Look through the listing below and report how many lines contain "icon", as a bare number.

···

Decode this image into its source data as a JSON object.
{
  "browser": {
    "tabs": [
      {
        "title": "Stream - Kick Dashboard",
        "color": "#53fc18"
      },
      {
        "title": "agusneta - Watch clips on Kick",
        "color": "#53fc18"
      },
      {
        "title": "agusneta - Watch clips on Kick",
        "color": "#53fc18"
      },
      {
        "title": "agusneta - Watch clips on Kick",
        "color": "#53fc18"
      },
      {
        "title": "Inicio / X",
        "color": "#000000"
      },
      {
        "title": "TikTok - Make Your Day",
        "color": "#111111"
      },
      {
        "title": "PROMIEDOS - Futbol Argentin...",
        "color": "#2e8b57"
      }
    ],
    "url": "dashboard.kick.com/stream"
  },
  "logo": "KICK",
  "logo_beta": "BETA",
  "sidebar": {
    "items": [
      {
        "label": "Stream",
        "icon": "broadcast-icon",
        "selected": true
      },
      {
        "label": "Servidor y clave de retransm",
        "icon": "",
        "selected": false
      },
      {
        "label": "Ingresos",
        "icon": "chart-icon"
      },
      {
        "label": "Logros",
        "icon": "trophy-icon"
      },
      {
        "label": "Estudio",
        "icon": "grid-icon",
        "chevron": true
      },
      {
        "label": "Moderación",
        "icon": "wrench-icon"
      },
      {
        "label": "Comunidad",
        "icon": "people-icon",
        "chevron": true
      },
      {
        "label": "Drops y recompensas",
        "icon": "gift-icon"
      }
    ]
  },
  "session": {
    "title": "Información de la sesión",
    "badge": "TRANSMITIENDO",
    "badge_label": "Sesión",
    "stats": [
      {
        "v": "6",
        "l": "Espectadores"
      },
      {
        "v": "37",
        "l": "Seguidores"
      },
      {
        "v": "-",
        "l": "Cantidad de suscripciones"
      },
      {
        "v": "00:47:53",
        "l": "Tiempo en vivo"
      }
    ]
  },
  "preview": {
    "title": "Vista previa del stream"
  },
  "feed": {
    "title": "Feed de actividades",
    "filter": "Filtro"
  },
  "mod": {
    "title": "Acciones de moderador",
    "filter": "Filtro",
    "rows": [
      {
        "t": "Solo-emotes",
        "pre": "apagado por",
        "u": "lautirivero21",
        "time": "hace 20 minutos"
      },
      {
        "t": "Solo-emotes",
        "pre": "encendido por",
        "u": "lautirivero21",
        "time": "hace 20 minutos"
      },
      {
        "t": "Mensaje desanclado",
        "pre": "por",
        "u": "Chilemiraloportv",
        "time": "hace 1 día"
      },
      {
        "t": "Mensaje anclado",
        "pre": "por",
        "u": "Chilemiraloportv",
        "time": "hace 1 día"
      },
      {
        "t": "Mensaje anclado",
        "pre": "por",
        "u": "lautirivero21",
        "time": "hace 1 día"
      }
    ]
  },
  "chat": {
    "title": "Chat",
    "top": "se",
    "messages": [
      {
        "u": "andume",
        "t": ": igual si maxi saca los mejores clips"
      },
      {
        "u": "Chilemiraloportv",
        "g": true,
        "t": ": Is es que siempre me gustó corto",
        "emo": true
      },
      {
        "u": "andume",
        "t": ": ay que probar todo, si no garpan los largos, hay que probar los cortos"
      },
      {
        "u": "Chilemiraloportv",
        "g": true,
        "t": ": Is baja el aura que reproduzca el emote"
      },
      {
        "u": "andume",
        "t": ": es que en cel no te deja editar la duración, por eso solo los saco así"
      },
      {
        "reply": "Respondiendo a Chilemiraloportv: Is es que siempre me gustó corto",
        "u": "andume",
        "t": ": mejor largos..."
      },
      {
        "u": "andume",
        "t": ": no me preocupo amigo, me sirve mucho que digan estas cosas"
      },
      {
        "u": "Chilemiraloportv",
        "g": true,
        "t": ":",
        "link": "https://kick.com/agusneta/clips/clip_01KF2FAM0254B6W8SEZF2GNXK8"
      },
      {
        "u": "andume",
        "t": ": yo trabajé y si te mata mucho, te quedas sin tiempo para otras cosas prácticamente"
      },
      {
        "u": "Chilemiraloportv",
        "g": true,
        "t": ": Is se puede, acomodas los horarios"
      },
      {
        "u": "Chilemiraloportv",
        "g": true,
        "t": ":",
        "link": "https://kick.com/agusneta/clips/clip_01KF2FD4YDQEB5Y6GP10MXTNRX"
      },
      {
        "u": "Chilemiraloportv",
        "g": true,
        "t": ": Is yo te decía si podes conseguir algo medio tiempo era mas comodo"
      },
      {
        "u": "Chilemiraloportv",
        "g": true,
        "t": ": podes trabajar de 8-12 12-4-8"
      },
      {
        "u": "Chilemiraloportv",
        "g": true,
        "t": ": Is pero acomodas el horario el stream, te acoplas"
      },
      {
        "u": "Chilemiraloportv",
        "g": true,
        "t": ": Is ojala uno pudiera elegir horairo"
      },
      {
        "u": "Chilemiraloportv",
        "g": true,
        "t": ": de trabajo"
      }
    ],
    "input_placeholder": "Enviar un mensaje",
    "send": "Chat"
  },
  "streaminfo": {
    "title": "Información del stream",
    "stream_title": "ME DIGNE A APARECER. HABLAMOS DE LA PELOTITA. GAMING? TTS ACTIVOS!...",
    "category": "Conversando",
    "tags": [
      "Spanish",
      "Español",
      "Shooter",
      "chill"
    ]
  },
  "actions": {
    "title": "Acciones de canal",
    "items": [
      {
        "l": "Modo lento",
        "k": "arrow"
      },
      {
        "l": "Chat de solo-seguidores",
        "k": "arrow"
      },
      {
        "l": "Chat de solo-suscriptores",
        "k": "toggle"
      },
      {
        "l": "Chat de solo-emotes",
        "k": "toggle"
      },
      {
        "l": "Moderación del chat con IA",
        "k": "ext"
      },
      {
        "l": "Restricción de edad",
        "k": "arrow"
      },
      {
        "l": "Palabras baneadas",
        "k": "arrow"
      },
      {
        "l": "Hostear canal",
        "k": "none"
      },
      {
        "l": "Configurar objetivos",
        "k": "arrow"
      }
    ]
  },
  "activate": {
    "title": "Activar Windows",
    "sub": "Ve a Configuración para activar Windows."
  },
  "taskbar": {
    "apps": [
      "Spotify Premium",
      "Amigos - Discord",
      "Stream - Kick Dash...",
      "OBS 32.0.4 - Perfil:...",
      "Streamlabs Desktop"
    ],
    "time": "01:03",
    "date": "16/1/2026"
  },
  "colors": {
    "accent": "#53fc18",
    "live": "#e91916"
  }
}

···

:: Result of this task ::
8